• WHAT YOU SHOULD DO
Of the lines below, report only those that contain "МОНТАЖ".

Records drawn from a dataset:
>>>>>
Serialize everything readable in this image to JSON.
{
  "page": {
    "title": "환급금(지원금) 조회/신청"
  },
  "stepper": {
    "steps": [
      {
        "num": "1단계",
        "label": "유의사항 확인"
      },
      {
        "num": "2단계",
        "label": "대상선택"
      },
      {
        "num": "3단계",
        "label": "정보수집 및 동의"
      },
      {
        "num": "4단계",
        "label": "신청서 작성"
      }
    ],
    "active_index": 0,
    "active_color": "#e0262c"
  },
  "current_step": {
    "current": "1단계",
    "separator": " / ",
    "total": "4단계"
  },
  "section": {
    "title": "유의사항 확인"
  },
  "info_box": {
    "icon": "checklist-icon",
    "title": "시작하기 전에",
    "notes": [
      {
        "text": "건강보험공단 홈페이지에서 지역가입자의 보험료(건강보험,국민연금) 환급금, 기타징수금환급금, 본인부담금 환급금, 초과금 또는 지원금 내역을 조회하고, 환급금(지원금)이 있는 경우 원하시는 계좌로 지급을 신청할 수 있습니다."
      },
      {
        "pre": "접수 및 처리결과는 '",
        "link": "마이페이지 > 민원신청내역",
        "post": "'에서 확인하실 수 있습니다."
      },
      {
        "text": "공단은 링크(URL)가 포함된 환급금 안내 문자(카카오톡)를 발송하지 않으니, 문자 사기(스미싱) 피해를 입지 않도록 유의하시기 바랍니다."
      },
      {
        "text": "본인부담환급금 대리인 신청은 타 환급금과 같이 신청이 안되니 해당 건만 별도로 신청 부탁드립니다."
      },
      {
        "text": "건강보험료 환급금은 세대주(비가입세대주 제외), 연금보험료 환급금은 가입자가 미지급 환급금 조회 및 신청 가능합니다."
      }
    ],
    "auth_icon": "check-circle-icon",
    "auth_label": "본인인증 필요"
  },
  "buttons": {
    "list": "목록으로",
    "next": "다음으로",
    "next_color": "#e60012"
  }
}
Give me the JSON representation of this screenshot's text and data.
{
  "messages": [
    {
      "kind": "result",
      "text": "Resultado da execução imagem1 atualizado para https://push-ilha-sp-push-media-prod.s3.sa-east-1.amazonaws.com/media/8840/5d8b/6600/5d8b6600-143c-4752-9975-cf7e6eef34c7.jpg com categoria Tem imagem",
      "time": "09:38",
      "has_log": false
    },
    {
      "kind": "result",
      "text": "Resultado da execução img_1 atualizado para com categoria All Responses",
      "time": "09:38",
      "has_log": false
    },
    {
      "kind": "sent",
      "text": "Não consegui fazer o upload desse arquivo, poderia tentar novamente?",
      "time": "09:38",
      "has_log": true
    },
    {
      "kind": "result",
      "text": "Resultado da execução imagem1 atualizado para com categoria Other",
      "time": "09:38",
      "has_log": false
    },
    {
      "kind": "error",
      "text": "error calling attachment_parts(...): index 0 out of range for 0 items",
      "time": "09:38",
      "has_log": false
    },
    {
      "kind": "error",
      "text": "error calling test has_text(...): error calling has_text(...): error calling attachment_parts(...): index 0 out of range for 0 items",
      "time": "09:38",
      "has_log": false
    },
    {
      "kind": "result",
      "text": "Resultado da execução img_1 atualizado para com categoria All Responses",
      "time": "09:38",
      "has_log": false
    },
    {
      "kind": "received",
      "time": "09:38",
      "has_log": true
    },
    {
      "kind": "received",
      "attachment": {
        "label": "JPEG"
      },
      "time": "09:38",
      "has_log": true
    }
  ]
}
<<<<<
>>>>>
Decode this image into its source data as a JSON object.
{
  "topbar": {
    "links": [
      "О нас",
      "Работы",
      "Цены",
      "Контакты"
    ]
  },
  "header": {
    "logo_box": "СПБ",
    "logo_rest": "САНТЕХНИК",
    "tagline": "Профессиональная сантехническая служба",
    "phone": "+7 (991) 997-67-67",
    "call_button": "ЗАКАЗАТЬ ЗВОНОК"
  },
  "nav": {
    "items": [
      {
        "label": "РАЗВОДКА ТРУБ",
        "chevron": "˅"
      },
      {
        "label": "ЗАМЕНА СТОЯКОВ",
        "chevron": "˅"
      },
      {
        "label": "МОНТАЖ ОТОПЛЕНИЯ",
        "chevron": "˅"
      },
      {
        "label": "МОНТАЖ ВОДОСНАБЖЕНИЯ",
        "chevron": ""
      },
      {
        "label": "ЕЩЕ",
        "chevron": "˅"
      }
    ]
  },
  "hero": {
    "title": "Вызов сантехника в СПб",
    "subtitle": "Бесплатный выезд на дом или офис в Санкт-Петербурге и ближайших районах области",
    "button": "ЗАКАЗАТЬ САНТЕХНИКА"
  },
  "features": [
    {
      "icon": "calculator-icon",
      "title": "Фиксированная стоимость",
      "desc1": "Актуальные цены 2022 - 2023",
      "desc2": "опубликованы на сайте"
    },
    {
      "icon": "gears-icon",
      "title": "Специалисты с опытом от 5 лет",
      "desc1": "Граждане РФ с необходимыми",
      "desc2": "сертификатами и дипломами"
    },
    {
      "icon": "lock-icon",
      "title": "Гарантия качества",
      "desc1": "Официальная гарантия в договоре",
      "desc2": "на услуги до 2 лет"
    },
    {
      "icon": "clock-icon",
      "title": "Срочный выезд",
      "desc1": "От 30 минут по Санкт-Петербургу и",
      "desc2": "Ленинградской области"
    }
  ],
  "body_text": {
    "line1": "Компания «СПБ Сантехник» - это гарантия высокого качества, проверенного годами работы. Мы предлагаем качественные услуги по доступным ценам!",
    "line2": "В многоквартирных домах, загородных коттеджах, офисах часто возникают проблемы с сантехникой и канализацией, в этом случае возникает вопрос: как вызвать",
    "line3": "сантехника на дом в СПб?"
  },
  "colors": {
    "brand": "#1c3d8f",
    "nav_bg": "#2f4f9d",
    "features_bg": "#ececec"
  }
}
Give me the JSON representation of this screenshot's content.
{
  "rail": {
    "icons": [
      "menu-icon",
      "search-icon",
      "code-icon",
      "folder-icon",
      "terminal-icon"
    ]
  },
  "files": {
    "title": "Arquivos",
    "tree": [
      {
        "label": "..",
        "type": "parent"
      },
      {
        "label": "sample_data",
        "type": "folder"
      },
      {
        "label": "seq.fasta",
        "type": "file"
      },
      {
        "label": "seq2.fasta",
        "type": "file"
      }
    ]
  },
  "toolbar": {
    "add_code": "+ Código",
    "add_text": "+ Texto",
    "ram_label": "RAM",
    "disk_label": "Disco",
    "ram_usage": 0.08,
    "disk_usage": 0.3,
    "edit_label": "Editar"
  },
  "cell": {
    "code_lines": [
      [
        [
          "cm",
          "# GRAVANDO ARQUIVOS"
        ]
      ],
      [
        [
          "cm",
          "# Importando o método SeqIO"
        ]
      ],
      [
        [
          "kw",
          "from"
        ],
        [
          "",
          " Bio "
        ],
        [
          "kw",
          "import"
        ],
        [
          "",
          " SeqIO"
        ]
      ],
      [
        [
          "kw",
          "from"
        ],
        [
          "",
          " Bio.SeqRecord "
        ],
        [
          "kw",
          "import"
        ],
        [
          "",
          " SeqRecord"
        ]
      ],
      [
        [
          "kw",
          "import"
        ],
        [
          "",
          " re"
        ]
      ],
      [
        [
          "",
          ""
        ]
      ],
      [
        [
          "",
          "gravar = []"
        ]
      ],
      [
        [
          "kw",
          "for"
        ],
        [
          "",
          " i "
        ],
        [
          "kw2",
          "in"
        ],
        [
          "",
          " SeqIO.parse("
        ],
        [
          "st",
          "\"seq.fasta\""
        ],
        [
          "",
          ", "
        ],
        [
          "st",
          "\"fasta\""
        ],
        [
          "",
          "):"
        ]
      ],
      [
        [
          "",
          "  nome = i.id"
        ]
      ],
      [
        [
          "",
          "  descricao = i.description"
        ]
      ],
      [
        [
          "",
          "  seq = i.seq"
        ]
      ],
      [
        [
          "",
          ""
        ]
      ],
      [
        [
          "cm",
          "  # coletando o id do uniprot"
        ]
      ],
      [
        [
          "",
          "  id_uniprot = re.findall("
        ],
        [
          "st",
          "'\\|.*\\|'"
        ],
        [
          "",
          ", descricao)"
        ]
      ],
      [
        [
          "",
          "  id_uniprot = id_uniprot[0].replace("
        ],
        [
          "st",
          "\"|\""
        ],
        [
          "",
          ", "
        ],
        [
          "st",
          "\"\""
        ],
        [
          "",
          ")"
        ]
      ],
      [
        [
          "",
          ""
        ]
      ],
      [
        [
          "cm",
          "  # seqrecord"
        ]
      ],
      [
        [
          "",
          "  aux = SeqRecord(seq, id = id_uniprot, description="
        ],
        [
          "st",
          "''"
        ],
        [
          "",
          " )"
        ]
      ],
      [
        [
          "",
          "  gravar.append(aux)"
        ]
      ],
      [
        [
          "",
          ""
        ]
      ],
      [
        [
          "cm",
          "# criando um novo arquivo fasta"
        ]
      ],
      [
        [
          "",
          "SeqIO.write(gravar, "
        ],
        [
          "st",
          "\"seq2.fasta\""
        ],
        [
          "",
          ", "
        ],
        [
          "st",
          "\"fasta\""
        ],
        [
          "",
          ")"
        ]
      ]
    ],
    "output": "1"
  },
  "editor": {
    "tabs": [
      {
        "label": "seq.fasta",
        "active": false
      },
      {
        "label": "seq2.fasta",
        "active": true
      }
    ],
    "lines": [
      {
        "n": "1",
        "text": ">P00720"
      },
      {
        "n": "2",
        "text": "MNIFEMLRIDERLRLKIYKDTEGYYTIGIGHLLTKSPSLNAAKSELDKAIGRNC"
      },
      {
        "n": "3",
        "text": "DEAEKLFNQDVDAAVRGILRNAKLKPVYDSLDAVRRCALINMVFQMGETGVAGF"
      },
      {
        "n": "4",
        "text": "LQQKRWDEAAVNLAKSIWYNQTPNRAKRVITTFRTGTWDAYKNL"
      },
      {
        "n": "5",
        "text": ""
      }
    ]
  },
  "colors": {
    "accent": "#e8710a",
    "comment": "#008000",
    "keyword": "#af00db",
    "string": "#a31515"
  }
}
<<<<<
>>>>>
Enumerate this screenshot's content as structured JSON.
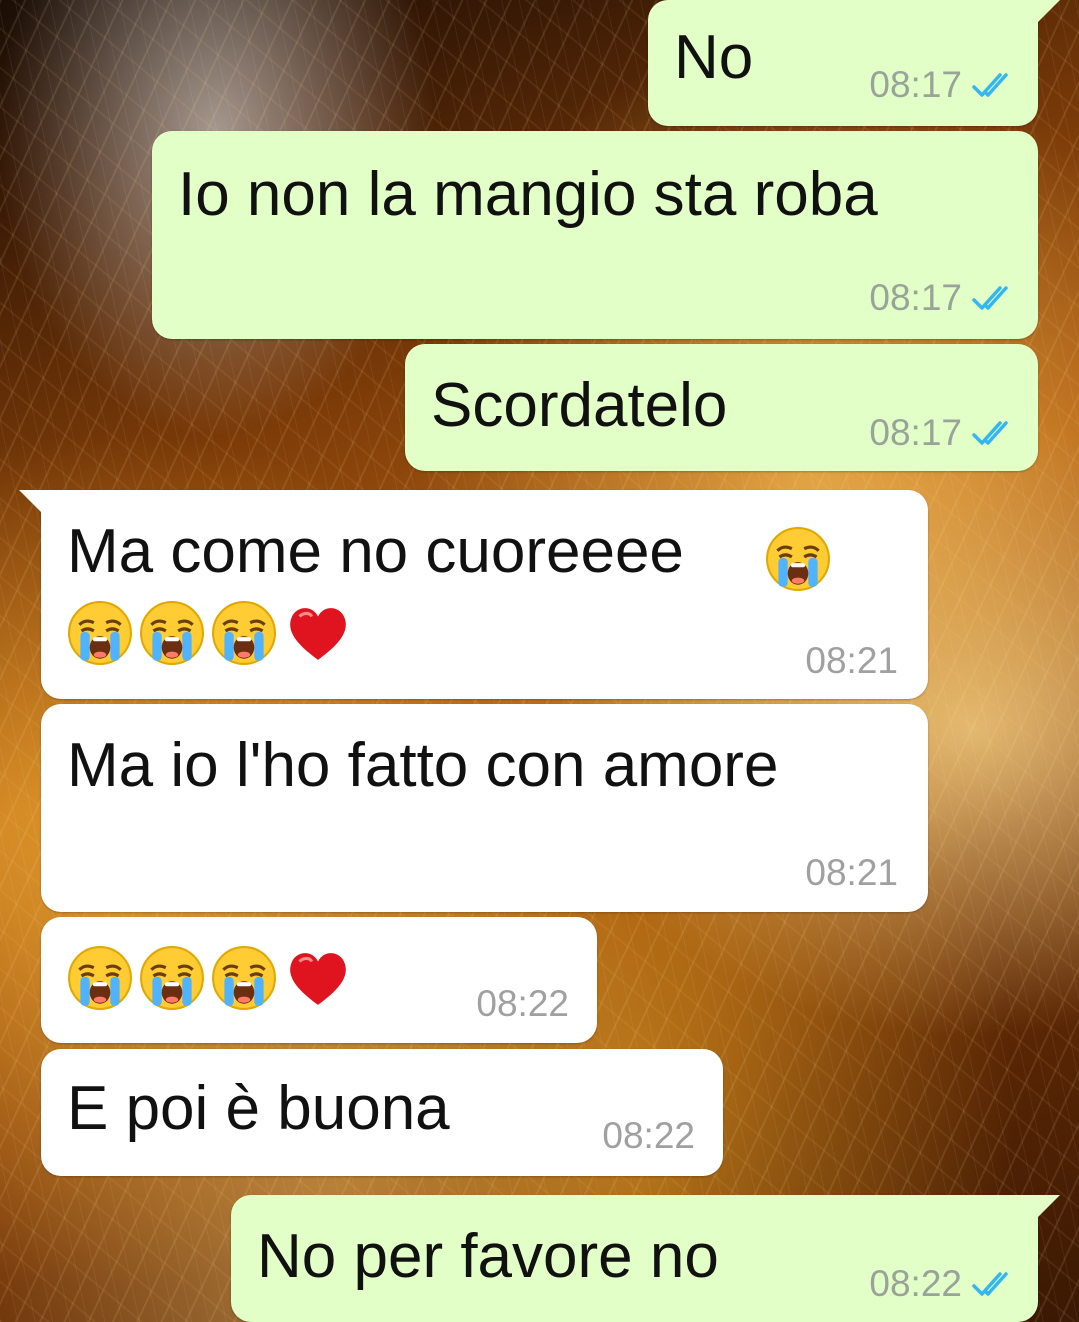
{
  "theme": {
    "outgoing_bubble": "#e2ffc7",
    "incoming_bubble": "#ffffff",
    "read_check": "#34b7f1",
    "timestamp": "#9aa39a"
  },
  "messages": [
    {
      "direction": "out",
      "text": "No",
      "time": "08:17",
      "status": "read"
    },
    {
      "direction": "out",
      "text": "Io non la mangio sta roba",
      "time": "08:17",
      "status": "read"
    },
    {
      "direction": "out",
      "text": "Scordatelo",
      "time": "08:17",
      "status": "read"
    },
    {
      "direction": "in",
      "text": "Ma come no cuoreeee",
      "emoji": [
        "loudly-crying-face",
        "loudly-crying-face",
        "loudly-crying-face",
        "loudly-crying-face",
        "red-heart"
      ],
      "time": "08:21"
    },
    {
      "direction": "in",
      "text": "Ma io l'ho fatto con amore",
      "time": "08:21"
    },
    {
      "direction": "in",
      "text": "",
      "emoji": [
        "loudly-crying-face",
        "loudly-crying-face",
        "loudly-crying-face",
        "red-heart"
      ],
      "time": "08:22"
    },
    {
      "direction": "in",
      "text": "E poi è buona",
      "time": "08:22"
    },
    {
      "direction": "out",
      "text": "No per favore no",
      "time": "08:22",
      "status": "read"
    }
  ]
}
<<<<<
• EXERCISE ANSWER
        "label": "МОНТАЖ ОТОПЛЕНИЯ",
        "label": "МОНТАЖ ВОДОСНАБЖЕНИЯ",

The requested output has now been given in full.